When my agent was marketing ‘Advice From Pigeons’ around, he sent me all the rejection e-mails. I wasn’t sure whether I was grateful or not, but one of them stuck in my mind and has popped up every now and then. ”Whenever I thought it was going to turn into real fantasy, it went back to everyday life again,” the editor wrote, or words to that effect.
Of course, that’s what satire does. If the book diverges too far from real life, it ceases to be a commentary on it. I was thinking of this today as I was over at Goodreads, organizing my book collection there and looking at how I had rated the many, many Terry Pratchett novels. It’s pretty obvious when you look for it; the less of a traditional fantasy setting they have, the better I like them. The more they deal with things like golem rights or printing postage stamps, the better I like them. I want fantasy that steers me back toward the real world more than I want fantasy that takes me into another world.
Well, people might say, then why write or read fantasy at all? I find a lot of good reasons, most of them based in what fantasy does to our attitudes about the real world.
Fantasy raises the stakes. Someone who’s studying incubi or dragons is just plain doing something more exciting than studying mice. Someone who treats incubi the way a real scientist would treat mice is doing something interesting on several levels. And by introducing fantasy, I give my world a supernatural component. That means I can write about people who are in danger of losing their souls – something that I could not do in a straight academic satire without overcoming a lot of skepticism.
Fantasy makes us take less for granted, as well. Writers tell all kinds of jokes about how literal fantasy readers can be. In one of my early stories, I wrote about someone’s laboratory rejoicing at his success; my readers asked whether the whole building was dancing around, or just his set of rooms. Readers don’t assume they know what’s likely to happen, or what a setting will look like, and are often more interested in the details — at least, my beta readers are.
If I wrote straight academic satire, I might get to describe a museum’s layout and some of its artifacts.

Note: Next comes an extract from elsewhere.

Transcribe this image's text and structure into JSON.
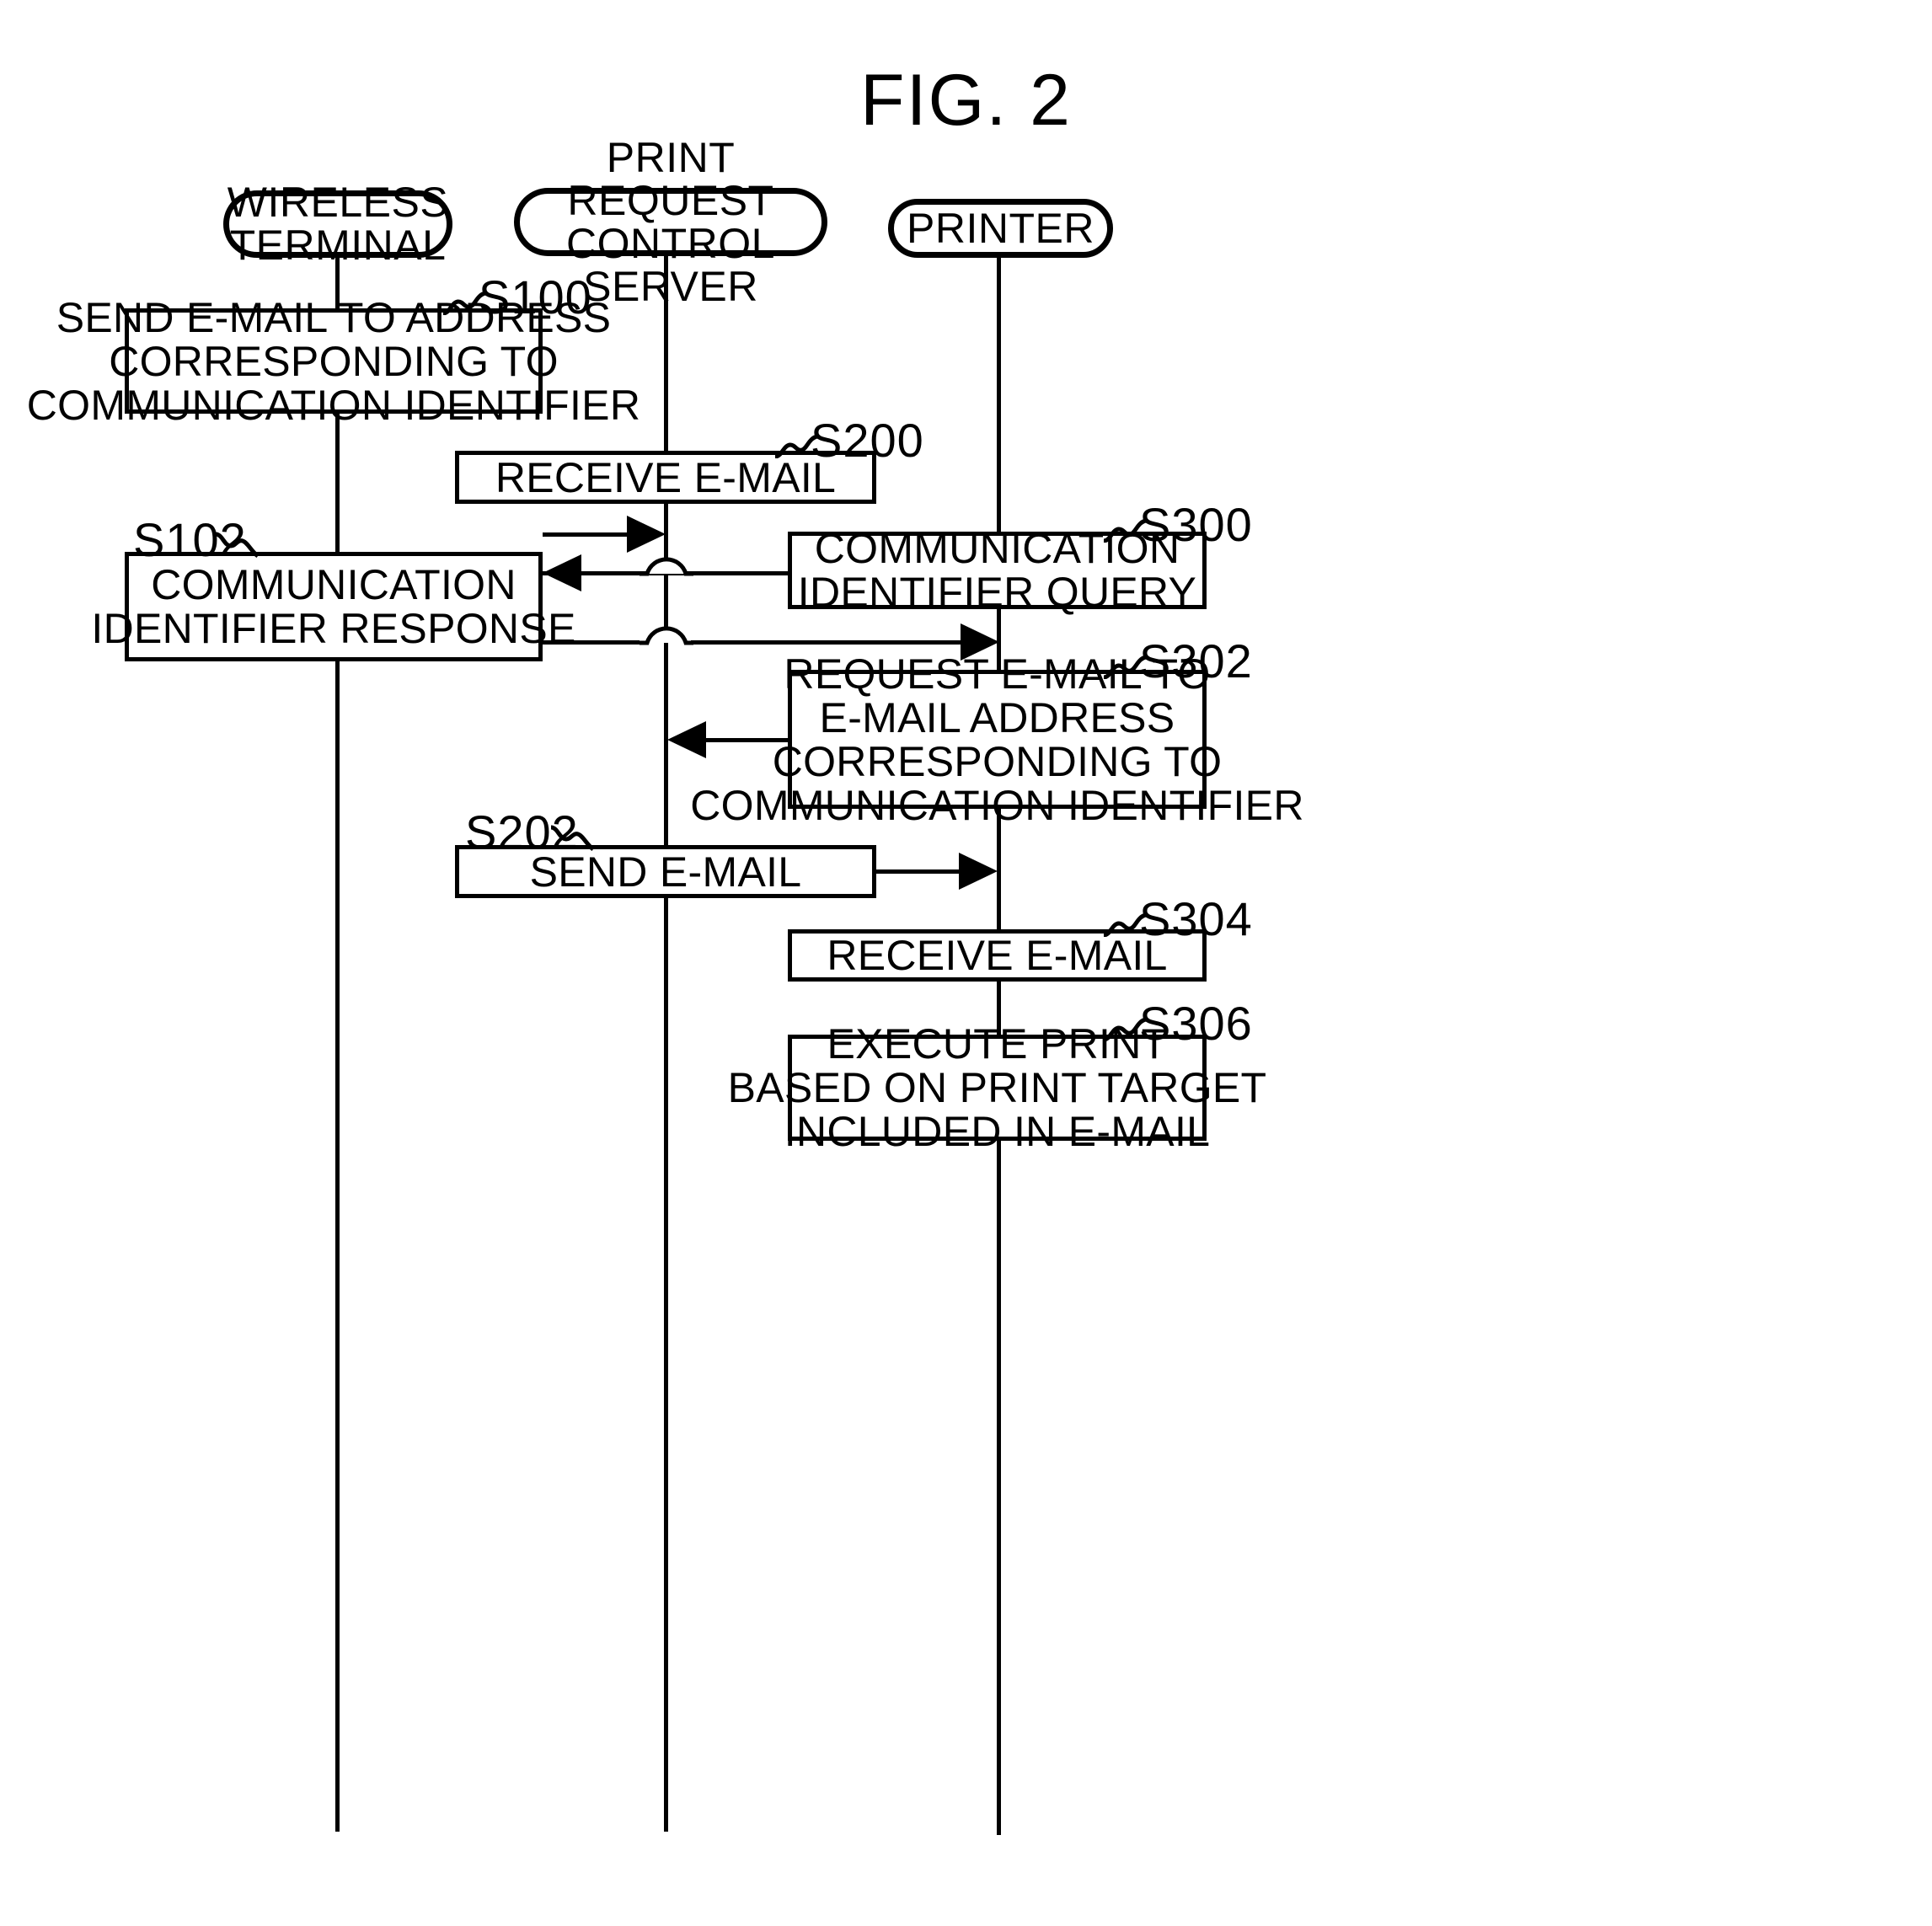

But I’d never describe a sub-basement in this kind of detail:
Taking a deep breath, he turned the door-handle and stepped forward into sunlight and a gentle breeze.
Astonished, Linus tried to stop in mid-step and stumbled. He stood at one side of a cavernous room, the long wall in front of him lined with hay-strewn stalls over whose swinging doors came sunlight, breezes hot, cool or damp, birdsong and rustling leaves.
“Idiot!” said Linus. Had he really thought Zoomancy’s pegasi and hippogriffs lived in the basement? Everybody knew they were paddocked on the ley-line; but from the different times of day showing through these doors, Zoomancy must have paddocks all along it. Was that a Southern breeze from the nearest gate, the scent of eucalyptus rising through a balmy afternoon? Slants of evening sunlight poured through the next stall almost to his feet, spangling a spiderweb in the corner of the frame. A cat-flap in one of the stalls stirred and a long nose, pink and quivering, poked through. The eye following it gave Linus a panicked stare, the nose pulled back and the flap clacked shut.
Linus stepped forward, charmed, until his foot struck something – a coffin! He jerked back into unpleasant reality and bent over, after a little struggle with himself, to see if he had broken a line or scuffed any warding symbols. Seeing none, he stood and backed toward the center of the room. He was loath to look away from the thing, but what else did he have his back to when he faced the vampire? The thought made him whirl around.
To his left, aquaria overflowed in a constant trickle. The dark forms of sleeping birds half filled the nearest, stacked upon each other like cordwood with wings folded and their short beaks open in the water. Beyond them stood circular vats in an unfortunate shade of aqua, ceaseless motion whirling around the base of one and scrabbling at the chest-high waterline of another.
The right held tables with small terraria, then larger pens and tall aviaries against the wall, their backs as bright and open as the stall doors. One flickered with swallow-sized birds in constant motion, flashing between shade and sunlight. Birds in other enclosures turned their heads away, as if disgusted with these swallows. Linus, too, was glad to look away from their constant surge and survey lower pens, until he saw the warning sign on the wyvern’s enclosure.
That’s the museum Linus Ukadnian finds himself curating against his will in Kindling, and the wyvern and vampire are only the least of his problems.
In the new novel, Swept and Garnished, my characters leave Osyth for the tourist wonderland of the Vinchifer peninsula. I get to write about country scenes, mountain streams, goblin tunnels and the obligatory enchanted valley. But I also get to bounce them off the preoccupations of an academic administrator and a junior faculty member trying to land a summer adjunct position for which he really isn’t qualified. I wouldn’t be doing that in straight fantasy.
An interest in real-life academies and an interest in fantasy, then, don’t contradict one another. I can say more of the things I want to say about academic life when I use fantasy as a frame in which to display it, make its routines into something unexpected, and highlight its rewards and dangers.